__Task requirements__.
Every line of the material that mentions the word "System" should be copied out.

◇ ◇ ◇ ◇

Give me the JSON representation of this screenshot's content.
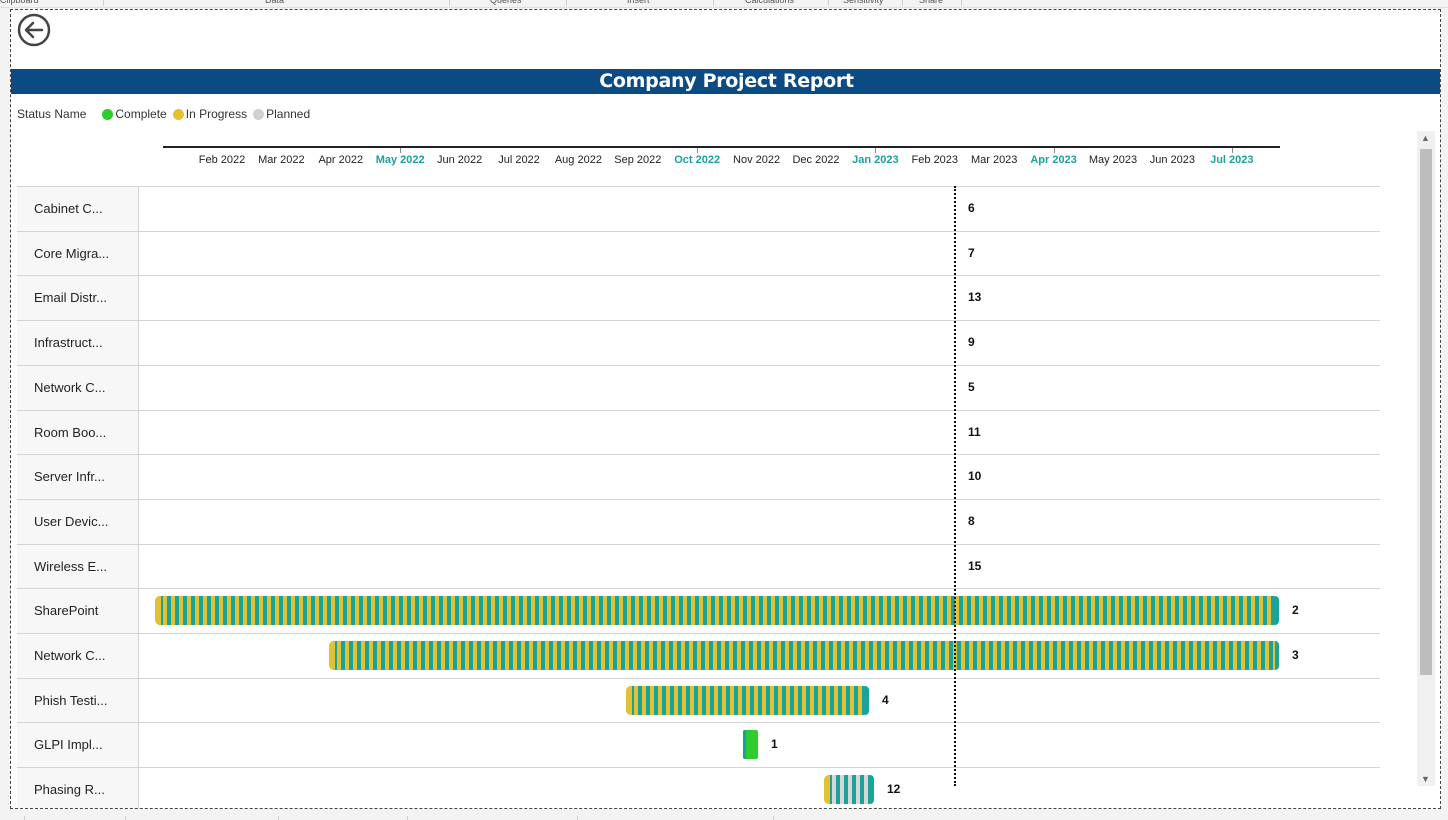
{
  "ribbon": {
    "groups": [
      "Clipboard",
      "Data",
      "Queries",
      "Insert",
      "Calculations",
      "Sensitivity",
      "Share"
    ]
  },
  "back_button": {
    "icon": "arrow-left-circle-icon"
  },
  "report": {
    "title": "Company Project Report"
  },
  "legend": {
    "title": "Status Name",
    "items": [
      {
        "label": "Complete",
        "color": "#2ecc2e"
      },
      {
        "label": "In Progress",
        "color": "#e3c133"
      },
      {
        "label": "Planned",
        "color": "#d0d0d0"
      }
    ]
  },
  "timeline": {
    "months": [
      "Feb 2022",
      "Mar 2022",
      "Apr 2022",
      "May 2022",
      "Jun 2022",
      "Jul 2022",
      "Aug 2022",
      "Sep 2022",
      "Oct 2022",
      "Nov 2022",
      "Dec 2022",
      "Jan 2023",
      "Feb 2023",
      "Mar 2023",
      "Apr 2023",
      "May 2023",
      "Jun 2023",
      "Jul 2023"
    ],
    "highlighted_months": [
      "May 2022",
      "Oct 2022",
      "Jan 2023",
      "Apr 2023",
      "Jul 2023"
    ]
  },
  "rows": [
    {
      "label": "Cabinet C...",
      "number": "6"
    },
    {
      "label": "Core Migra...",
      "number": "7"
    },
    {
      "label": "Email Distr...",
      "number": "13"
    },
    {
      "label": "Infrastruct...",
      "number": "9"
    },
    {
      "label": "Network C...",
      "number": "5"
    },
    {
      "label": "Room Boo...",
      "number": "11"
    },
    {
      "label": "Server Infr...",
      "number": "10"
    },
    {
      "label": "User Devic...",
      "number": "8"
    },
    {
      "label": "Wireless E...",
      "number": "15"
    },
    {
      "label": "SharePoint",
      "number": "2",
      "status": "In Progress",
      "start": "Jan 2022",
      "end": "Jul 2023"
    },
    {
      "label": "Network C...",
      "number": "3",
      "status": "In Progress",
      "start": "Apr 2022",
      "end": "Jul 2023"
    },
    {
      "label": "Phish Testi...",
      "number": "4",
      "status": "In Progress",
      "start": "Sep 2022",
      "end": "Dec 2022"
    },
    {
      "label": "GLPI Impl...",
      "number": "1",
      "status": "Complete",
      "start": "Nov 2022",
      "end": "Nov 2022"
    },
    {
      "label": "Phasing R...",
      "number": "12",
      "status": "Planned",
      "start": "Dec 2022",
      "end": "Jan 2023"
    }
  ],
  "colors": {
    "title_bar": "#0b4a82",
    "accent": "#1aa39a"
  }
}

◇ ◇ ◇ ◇

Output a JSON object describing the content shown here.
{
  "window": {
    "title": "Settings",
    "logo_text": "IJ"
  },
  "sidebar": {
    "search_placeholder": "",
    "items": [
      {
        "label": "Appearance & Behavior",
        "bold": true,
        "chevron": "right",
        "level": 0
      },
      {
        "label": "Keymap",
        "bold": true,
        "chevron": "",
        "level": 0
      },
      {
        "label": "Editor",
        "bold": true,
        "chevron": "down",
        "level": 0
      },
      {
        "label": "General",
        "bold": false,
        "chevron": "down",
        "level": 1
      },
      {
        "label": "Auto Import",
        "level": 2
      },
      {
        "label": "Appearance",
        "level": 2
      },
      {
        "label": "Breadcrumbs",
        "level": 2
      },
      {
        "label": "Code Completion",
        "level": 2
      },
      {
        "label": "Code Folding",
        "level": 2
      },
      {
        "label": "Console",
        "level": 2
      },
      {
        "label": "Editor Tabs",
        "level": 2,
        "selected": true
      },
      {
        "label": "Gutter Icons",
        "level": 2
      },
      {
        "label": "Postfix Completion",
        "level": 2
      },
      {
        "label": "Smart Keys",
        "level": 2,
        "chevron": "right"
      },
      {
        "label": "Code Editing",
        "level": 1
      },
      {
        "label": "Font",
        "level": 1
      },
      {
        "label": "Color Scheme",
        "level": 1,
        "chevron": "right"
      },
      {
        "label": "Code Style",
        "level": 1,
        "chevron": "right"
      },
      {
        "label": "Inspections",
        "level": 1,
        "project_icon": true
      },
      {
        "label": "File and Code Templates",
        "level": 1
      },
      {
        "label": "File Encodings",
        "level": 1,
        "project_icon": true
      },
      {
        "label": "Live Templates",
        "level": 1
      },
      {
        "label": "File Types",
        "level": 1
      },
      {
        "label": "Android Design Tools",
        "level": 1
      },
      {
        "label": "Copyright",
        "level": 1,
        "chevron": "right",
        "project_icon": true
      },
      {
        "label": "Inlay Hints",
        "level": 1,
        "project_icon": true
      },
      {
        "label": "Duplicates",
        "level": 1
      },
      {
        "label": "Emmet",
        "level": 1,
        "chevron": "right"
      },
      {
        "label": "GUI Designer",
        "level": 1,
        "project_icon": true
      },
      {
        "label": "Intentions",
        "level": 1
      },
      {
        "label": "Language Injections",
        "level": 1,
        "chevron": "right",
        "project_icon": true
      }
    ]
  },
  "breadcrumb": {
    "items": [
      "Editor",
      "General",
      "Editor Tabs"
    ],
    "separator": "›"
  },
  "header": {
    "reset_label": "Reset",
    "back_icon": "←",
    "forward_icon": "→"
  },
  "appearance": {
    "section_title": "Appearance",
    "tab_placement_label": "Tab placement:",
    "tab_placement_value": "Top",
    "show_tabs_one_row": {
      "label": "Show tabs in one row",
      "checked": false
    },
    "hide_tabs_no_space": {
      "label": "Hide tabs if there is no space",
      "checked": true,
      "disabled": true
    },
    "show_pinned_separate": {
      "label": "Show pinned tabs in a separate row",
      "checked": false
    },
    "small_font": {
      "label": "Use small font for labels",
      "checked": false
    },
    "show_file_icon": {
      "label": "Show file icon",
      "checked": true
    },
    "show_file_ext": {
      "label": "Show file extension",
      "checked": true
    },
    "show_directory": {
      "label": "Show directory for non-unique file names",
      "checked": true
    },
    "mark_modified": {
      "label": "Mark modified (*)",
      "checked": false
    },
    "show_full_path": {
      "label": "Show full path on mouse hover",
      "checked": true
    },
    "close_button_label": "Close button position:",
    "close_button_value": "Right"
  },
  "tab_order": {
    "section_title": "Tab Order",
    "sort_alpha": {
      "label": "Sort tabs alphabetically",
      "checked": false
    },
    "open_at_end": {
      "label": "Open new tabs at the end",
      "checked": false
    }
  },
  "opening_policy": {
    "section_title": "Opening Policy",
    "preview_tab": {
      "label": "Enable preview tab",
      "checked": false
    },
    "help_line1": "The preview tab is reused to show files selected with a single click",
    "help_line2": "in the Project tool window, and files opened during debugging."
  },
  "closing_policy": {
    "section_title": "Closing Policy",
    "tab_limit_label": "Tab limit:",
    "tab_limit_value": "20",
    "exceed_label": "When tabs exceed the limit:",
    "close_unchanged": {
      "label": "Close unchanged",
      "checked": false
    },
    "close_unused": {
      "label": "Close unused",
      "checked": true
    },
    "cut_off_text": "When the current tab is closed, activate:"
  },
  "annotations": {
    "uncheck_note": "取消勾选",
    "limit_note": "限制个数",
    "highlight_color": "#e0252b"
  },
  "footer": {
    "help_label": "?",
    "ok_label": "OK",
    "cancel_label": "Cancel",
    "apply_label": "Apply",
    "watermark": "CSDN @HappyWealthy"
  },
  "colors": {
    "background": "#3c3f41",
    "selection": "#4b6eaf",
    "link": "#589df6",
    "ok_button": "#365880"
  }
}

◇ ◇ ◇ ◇

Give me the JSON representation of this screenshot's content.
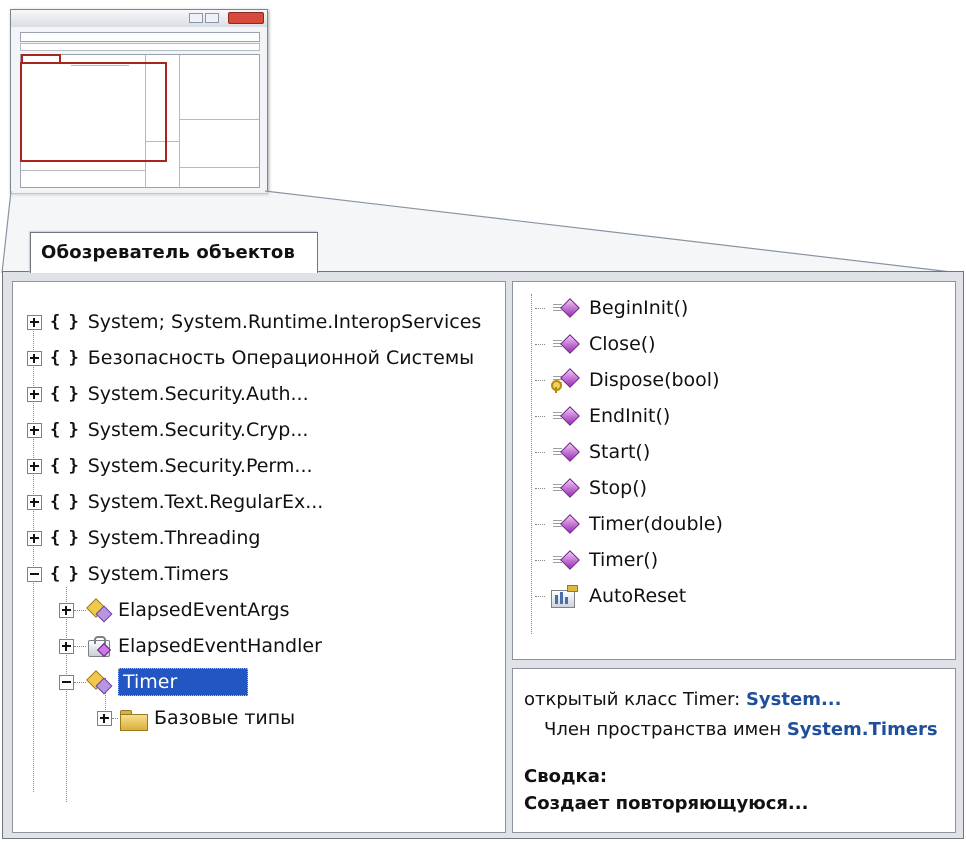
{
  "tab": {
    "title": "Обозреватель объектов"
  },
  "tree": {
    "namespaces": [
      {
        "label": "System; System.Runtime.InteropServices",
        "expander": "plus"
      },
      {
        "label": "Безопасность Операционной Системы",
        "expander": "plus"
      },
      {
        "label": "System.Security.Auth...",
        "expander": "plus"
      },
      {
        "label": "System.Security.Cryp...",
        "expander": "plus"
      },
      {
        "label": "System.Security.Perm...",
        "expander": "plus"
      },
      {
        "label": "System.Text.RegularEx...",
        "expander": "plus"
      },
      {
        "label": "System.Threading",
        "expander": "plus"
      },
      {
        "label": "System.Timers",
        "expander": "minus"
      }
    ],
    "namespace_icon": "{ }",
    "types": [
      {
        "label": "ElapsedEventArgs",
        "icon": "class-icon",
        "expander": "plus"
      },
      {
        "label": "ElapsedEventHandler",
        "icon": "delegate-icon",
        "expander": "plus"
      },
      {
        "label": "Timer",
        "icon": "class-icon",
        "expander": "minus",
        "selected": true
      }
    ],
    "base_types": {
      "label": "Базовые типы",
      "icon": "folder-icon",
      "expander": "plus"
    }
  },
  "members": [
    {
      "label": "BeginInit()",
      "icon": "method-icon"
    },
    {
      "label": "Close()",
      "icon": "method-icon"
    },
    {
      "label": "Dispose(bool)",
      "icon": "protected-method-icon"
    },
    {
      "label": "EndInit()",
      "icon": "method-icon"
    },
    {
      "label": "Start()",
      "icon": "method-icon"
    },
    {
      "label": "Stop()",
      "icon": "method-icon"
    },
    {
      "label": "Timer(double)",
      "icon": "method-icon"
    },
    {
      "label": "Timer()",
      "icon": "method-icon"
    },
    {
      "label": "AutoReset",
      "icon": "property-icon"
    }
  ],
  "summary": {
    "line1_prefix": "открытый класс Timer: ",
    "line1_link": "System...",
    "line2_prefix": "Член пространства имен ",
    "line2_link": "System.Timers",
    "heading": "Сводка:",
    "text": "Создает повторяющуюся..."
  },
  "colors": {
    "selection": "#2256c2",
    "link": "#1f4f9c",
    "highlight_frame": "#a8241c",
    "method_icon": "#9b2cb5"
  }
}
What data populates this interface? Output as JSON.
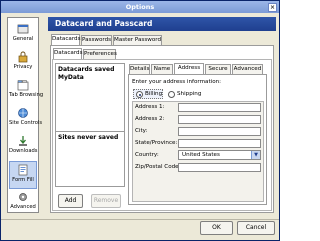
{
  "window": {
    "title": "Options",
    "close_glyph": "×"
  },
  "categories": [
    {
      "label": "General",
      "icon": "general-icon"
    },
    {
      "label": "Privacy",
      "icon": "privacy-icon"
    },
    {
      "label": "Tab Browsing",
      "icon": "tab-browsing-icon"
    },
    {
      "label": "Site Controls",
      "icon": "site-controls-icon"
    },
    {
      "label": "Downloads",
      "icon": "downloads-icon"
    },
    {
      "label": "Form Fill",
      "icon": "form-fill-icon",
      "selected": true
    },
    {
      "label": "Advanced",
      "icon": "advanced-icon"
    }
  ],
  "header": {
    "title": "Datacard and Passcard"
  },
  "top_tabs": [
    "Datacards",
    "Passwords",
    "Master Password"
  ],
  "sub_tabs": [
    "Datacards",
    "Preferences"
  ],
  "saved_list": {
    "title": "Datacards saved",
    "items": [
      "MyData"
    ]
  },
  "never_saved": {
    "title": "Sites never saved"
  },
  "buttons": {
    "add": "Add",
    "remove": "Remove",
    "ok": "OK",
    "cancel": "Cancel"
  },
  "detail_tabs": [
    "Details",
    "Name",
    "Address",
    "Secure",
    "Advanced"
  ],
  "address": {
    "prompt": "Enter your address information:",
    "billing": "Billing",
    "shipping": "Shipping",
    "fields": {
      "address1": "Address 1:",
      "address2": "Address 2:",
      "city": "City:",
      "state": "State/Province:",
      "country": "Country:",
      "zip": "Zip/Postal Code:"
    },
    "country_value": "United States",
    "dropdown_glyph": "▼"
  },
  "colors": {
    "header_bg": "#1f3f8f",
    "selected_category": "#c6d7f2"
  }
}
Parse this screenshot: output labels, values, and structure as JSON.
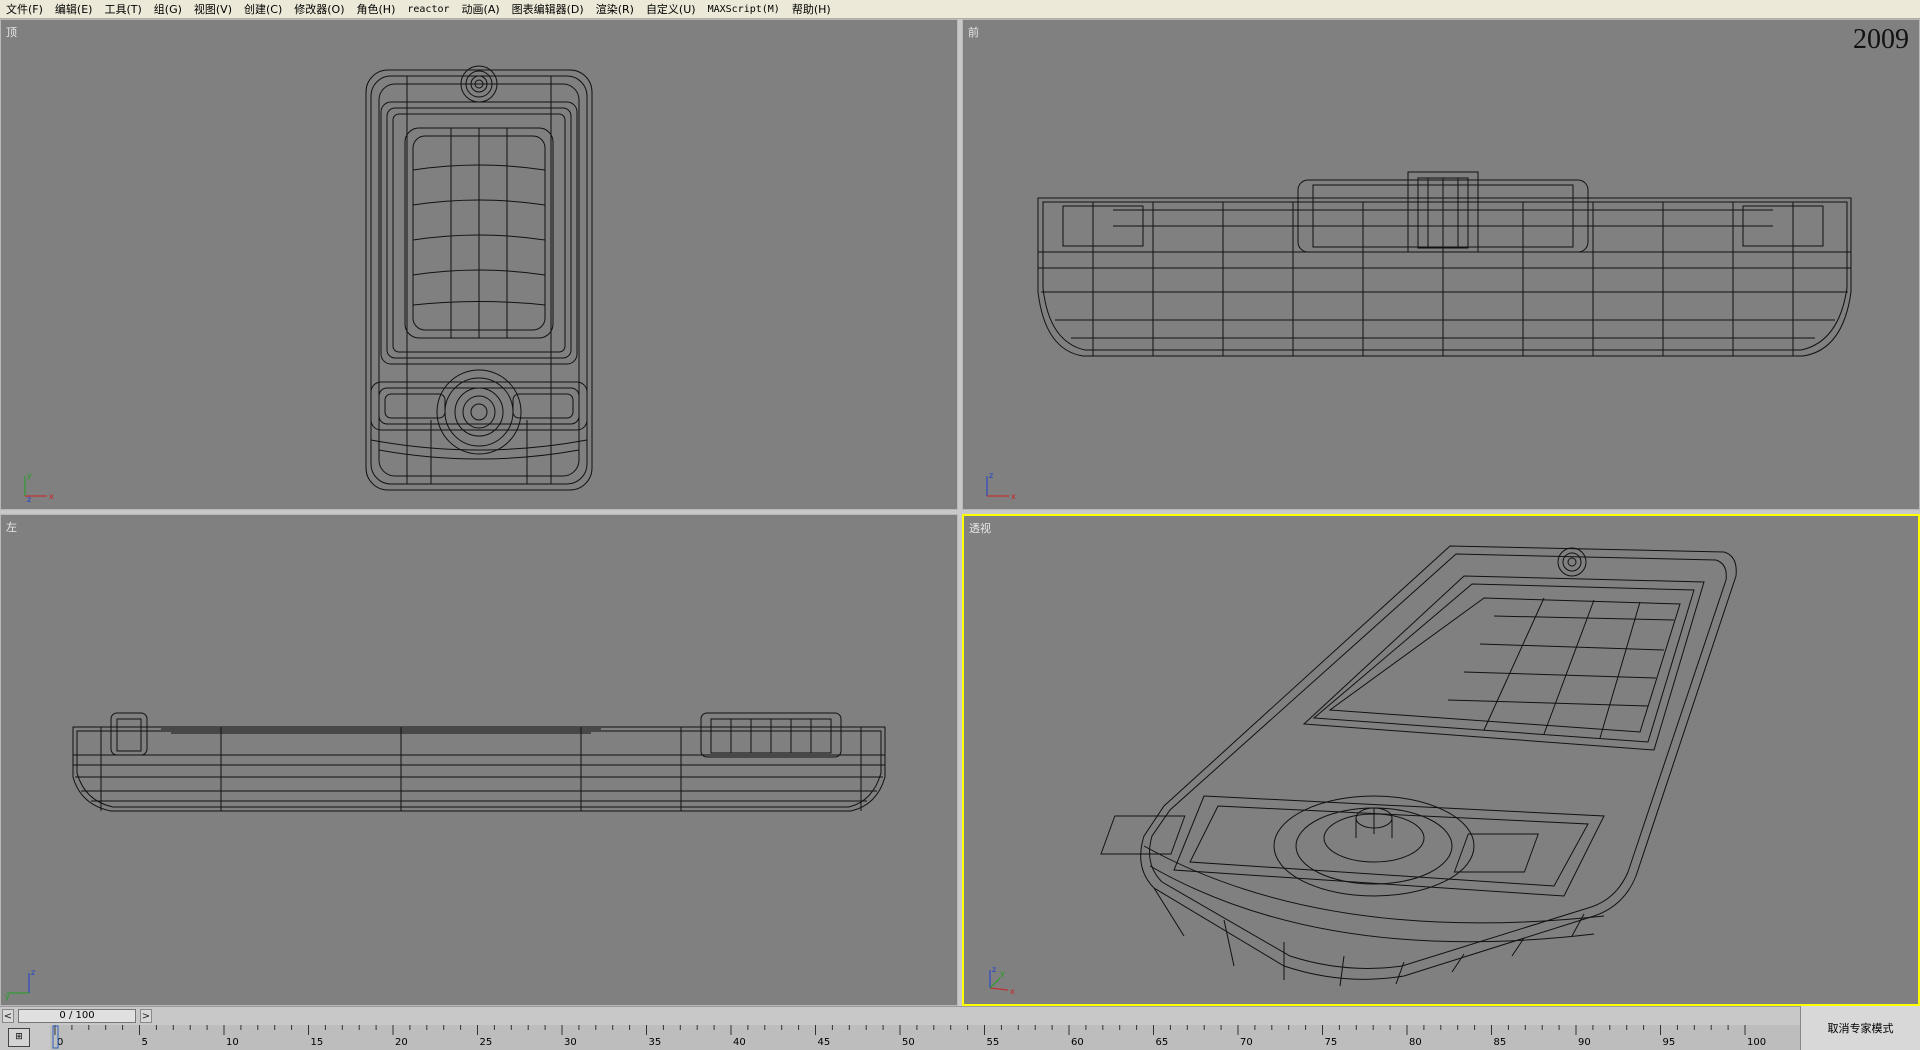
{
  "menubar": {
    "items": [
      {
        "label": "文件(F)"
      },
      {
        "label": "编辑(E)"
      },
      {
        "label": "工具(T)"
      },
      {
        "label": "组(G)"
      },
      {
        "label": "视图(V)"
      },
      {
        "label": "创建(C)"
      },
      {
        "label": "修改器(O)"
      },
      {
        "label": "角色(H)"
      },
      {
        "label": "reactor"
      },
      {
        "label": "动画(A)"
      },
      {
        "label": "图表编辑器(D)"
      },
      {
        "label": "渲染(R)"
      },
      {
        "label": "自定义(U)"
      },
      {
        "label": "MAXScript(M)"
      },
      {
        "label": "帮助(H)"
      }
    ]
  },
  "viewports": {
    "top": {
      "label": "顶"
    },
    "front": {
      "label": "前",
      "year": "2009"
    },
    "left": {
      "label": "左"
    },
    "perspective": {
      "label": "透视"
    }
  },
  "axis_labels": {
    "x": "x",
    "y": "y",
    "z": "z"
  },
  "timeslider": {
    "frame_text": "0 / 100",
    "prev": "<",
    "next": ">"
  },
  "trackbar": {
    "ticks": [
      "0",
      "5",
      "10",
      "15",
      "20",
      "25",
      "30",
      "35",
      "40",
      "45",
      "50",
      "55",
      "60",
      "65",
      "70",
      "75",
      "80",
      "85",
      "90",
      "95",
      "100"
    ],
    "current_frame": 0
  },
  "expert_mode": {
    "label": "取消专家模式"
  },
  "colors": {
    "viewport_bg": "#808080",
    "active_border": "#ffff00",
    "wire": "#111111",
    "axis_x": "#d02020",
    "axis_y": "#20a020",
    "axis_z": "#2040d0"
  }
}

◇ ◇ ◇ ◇

__Answer__.
        "label": "System; System.Runtime.InteropServices",
        "label": "System.Security.Auth...",
        "label": "System.Security.Cryp...",
        "label": "System.Security.Perm...",
        "label": "System.Text.RegularEx...",
        "label": "System.Threading",
        "label": "System.Timers",
    "line1_link": "System...",
    "line2_link": "System.Timers",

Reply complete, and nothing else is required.